**PROBLEM:**
Locate the word "settings" in the material, then show every line that holds it.

### PROVIDED ENTRIES

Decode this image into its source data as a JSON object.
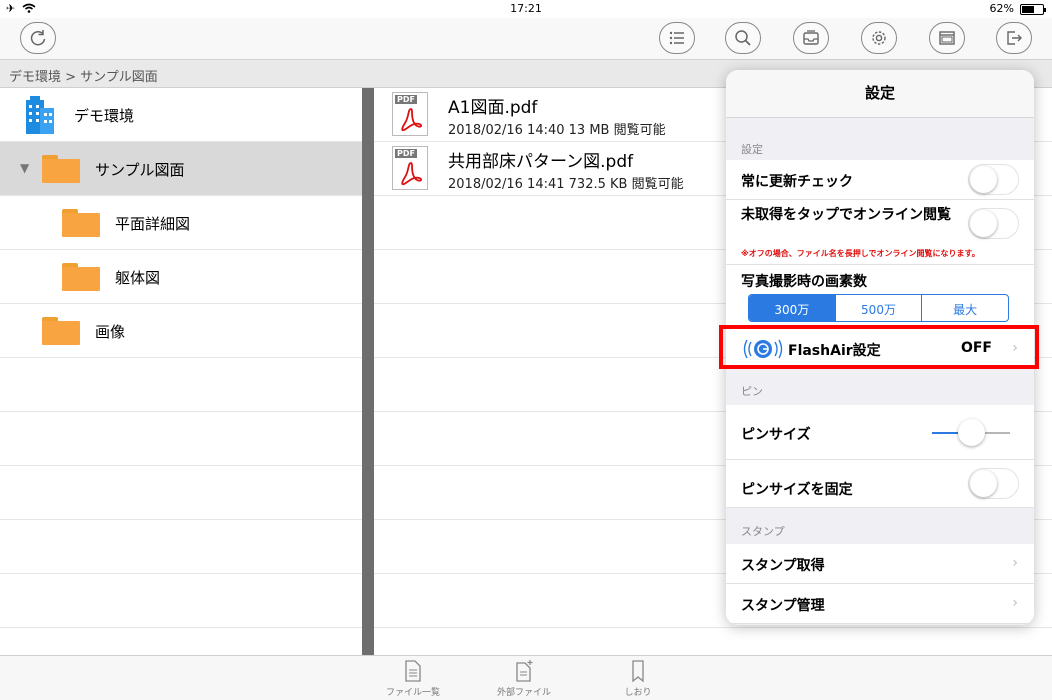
{
  "status": {
    "time": "17:21",
    "battery": "62%",
    "battery_level": 0.62
  },
  "toolbar": {
    "refresh": "refresh-icon",
    "list": "list-icon",
    "search": "search-icon",
    "inbox": "inbox-icon",
    "settings": "gear-icon",
    "window": "window-icon",
    "logout": "logout-icon"
  },
  "breadcrumb": "デモ環境 > サンプル図面",
  "tree": {
    "root": "デモ環境",
    "folders": [
      "サンプル図面",
      "平面詳細図",
      "躯体図",
      "画像"
    ]
  },
  "files": [
    {
      "name": "A1図面.pdf",
      "meta": "2018/02/16 14:40  13 MB  閲覧可能",
      "tag": "PDF"
    },
    {
      "name": "共用部床パターン図.pdf",
      "meta": "2018/02/16 14:41  732.5 KB  閲覧可能",
      "tag": "PDF"
    }
  ],
  "settings": {
    "title": "設定",
    "section_general": "設定",
    "always_check_update": "常に更新チェック",
    "tap_online": "未取得をタップでオンライン閲覧",
    "tap_online_note": "※オフの場合、ファイル名を長押しでオンライン閲覧になります。",
    "photo_pixels": "写真撮影時の画素数",
    "pixel_options": [
      "300万",
      "500万",
      "最大"
    ],
    "flashair_label": "FlashAir設定",
    "flashair_value": "OFF",
    "section_pin": "ピン",
    "pin_size": "ピンサイズ",
    "pin_size_level": 0.5,
    "pin_size_fixed": "ピンサイズを固定",
    "section_stamp": "スタンプ",
    "stamp_get": "スタンプ取得",
    "stamp_manage": "スタンプ管理",
    "accent": "#2a7ae2"
  },
  "tabbar": {
    "file_list": "ファイル一覧",
    "external": "外部ファイル",
    "bookmark": "しおり"
  }
}
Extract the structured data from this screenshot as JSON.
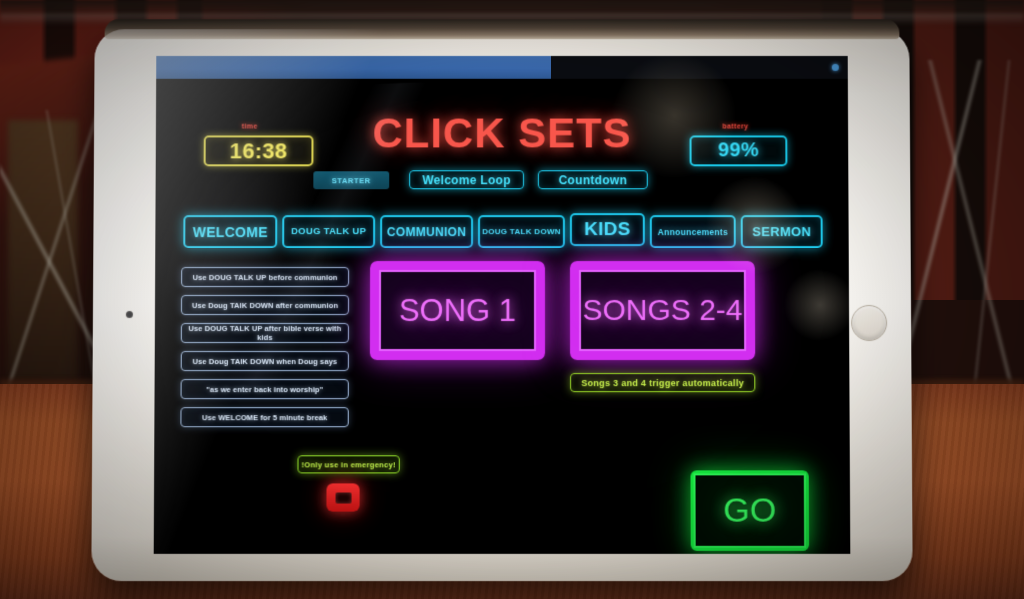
{
  "app": {
    "title": "CLICK SETS"
  },
  "status": {
    "time_label": "time",
    "time_value": "16:38",
    "battery_label": "battery",
    "battery_value": "99%"
  },
  "modes": {
    "starter_label": "STARTER",
    "welcome_loop_label": "Welcome Loop",
    "countdown_label": "Countdown"
  },
  "cues": [
    {
      "label": "WELCOME"
    },
    {
      "label": "DOUG TALK UP"
    },
    {
      "label": "COMMUNION"
    },
    {
      "label": "DOUG TALK DOWN"
    },
    {
      "label": "KIDS"
    },
    {
      "label": "Announcements"
    },
    {
      "label": "SERMON"
    }
  ],
  "notes": [
    {
      "text": "Use DOUG TALK UP before communion"
    },
    {
      "text": "Use Doug TAlK DOWN after communion"
    },
    {
      "text": "Use DOUG TALK UP after bible verse with kids"
    },
    {
      "text": "Use Doug TAlK DOWN when Doug says"
    },
    {
      "text": "\"as we enter back into worship\""
    },
    {
      "text": "Use WELCOME for 5 minute break"
    }
  ],
  "songs": {
    "song1_label": "SONG 1",
    "song2_label": "SONGS 2-4",
    "auto_note": "Songs 3 and 4 trigger automatically"
  },
  "emergency": {
    "warning": "!Only use in emergency!",
    "stop_icon": "stop-square-icon"
  },
  "transport": {
    "go_label": "GO"
  },
  "colors": {
    "cyan": "#20cdef",
    "magenta": "#d22ef0",
    "green": "#15e03d",
    "red": "#f8564b",
    "yellow": "#d8cf4a",
    "lime": "#9bd92a",
    "progress_blue": "#3f6eb0"
  }
}
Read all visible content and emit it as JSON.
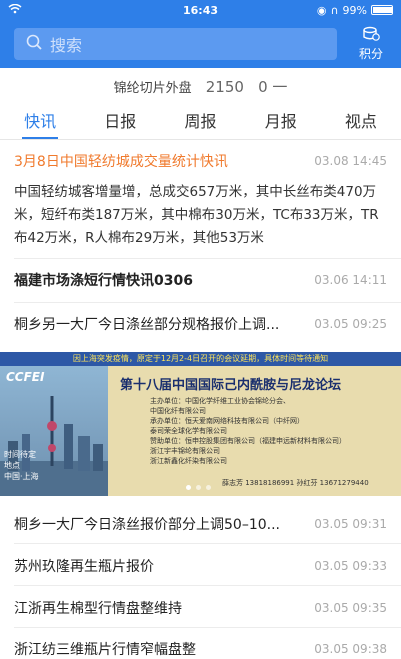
{
  "status": {
    "time": "16:43",
    "battery": "99%",
    "battery_level": 0.99
  },
  "header": {
    "search_placeholder": "搜索",
    "points_label": "积分"
  },
  "ticker": {
    "name": "锦纶切片外盘",
    "price": "2150",
    "change": "0 一"
  },
  "tabs": [
    {
      "label": "快讯"
    },
    {
      "label": "日报"
    },
    {
      "label": "周报"
    },
    {
      "label": "月报"
    },
    {
      "label": "视点"
    }
  ],
  "news": [
    {
      "title": "3月8日中国轻纺城成交量统计快讯",
      "date": "03.08 14:45",
      "body": "中国轻纺城客增量增，总成交657万米，其中长丝布类470万米，短纤布类187万米，其中棉布30万米，TC布33万米，TR布42万米，R人棉布29万米，其他53万米"
    },
    {
      "title": "福建市场涤短行情快讯0306",
      "date": "03.06 14:11"
    },
    {
      "title": "桐乡另一大厂今日涤丝部分规格报价上调...",
      "date": "03.05 09:25"
    },
    {
      "title": "桐乡一大厂今日涤丝报价部分上调50–10...",
      "date": "03.05 09:31"
    },
    {
      "title": "苏州玖隆再生瓶片报价",
      "date": "03.05 09:33"
    },
    {
      "title": "江浙再生棉型行情盘整维持",
      "date": "03.05 09:35"
    },
    {
      "title": "浙江纺三维瓶片行情窄幅盘整",
      "date": "03.05 09:38"
    }
  ],
  "banner": {
    "notice": "因上海突发疫情，原定于12月2-4日召开的会议延期，具体时间等待通知",
    "logo": "CCFEI",
    "title": "第十八届中国国际己内酰胺与尼龙论坛",
    "lines": [
      "主办单位：中国化学纤维工业协会锦纶分会、",
      "中国化纤有限公司",
      "承办单位：恒天爱南网络科技有限公司（中纤网）",
      "泰司荣全球化学有限公司",
      "赞助单位：恒申控股集团有限公司（福建申远新材料有限公司）",
      "浙江宇丰锦纶有限公司",
      "浙江新鑫化纤染有限公司"
    ],
    "time_label": "时间待定",
    "place_label": "地点",
    "place": "中国·上海",
    "contact": "薛志芳 13818186991  孙红芬 13671279440"
  }
}
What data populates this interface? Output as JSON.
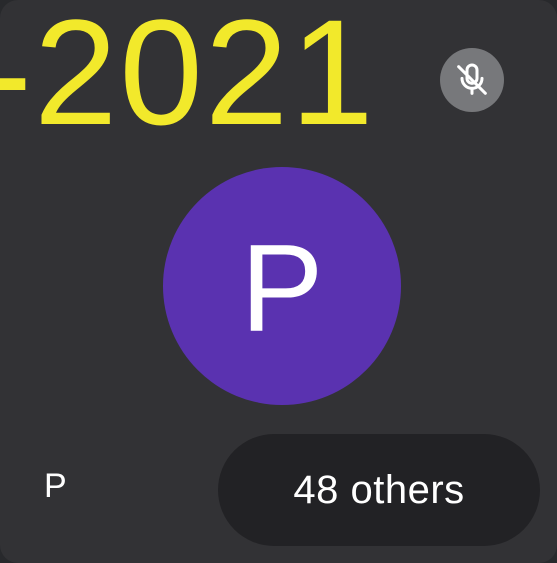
{
  "overlay": {
    "text": "-2021",
    "color": "#f2e92b"
  },
  "mic_status": {
    "icon": "mic-off-icon"
  },
  "participant": {
    "initial": "P",
    "name": "P",
    "avatar_color": "#5a32b0"
  },
  "others": {
    "label": "48 others"
  }
}
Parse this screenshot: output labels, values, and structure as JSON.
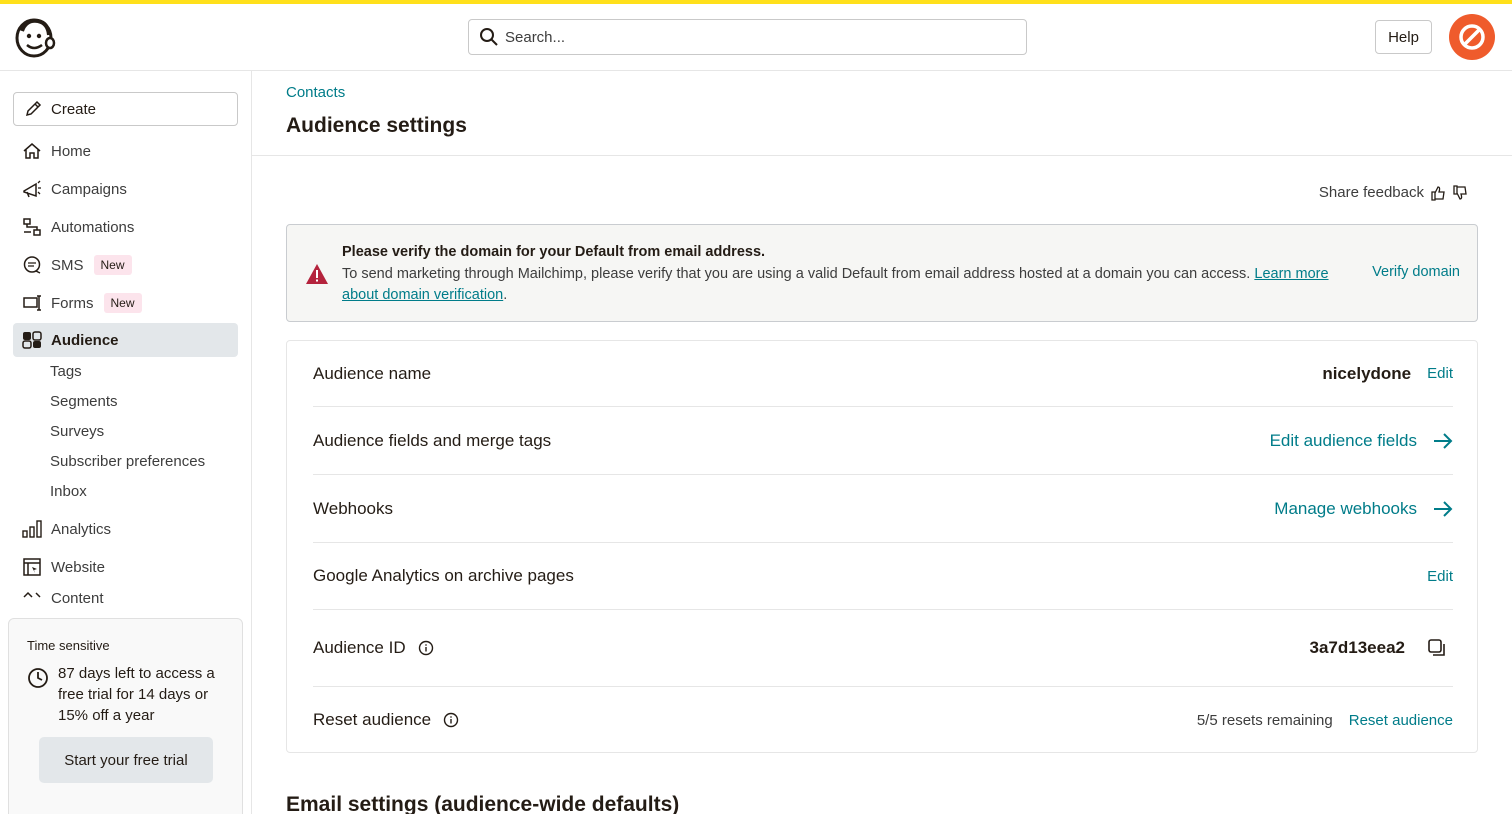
{
  "colors": {
    "accent": "#007c89",
    "brand_yellow": "#ffe01b",
    "avatar_bg": "#ef5b2c",
    "alert_red": "#b4233c"
  },
  "topbar": {
    "search_placeholder": "Search...",
    "help_label": "Help"
  },
  "sidebar": {
    "create_label": "Create",
    "items": [
      {
        "label": "Home",
        "icon": "home-icon"
      },
      {
        "label": "Campaigns",
        "icon": "megaphone-icon"
      },
      {
        "label": "Automations",
        "icon": "automations-icon"
      },
      {
        "label": "SMS",
        "icon": "chat-icon",
        "badge": "New"
      },
      {
        "label": "Forms",
        "icon": "forms-icon",
        "badge": "New"
      },
      {
        "label": "Audience",
        "icon": "audience-icon"
      }
    ],
    "sub_items": [
      "Tags",
      "Segments",
      "Surveys",
      "Subscriber preferences",
      "Inbox"
    ],
    "lower_items": [
      {
        "label": "Analytics",
        "icon": "bar-chart-icon"
      },
      {
        "label": "Website",
        "icon": "website-icon"
      },
      {
        "label": "Content",
        "icon": "content-icon"
      }
    ],
    "trial": {
      "label": "Time sensitive",
      "text": "87 days left to access a free trial for 14 days or 15% off a year",
      "button": "Start your free trial"
    }
  },
  "main": {
    "breadcrumb": "Contacts",
    "title": "Audience settings",
    "feedback_label": "Share feedback",
    "alert": {
      "title": "Please verify the domain for your Default from email address.",
      "body": "To send marketing through Mailchimp, please verify that you are using a valid Default from email address hosted at a domain you can access. ",
      "learn_link": "Learn more about domain verification",
      "body_end": ".",
      "action": "Verify domain"
    },
    "rows": {
      "name": {
        "label": "Audience name",
        "value": "nicelydone",
        "action": "Edit"
      },
      "fields": {
        "label": "Audience fields and merge tags",
        "action": "Edit audience fields"
      },
      "webhooks": {
        "label": "Webhooks",
        "action": "Manage webhooks"
      },
      "ga": {
        "label": "Google Analytics on archive pages",
        "action": "Edit"
      },
      "id": {
        "label": "Audience ID",
        "value": "3a7d13eea2"
      },
      "reset": {
        "label": "Reset audience",
        "remaining": "5/5 resets remaining",
        "action": "Reset audience"
      }
    },
    "email_settings_heading": "Email settings (audience-wide defaults)"
  }
}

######

**EXPECTED ANSWER:**
    "settings": "gear-icon",
  "settings": {
    "title": "Audience settings",
    "email_settings_heading": "Email settings (audience-wide defaults)"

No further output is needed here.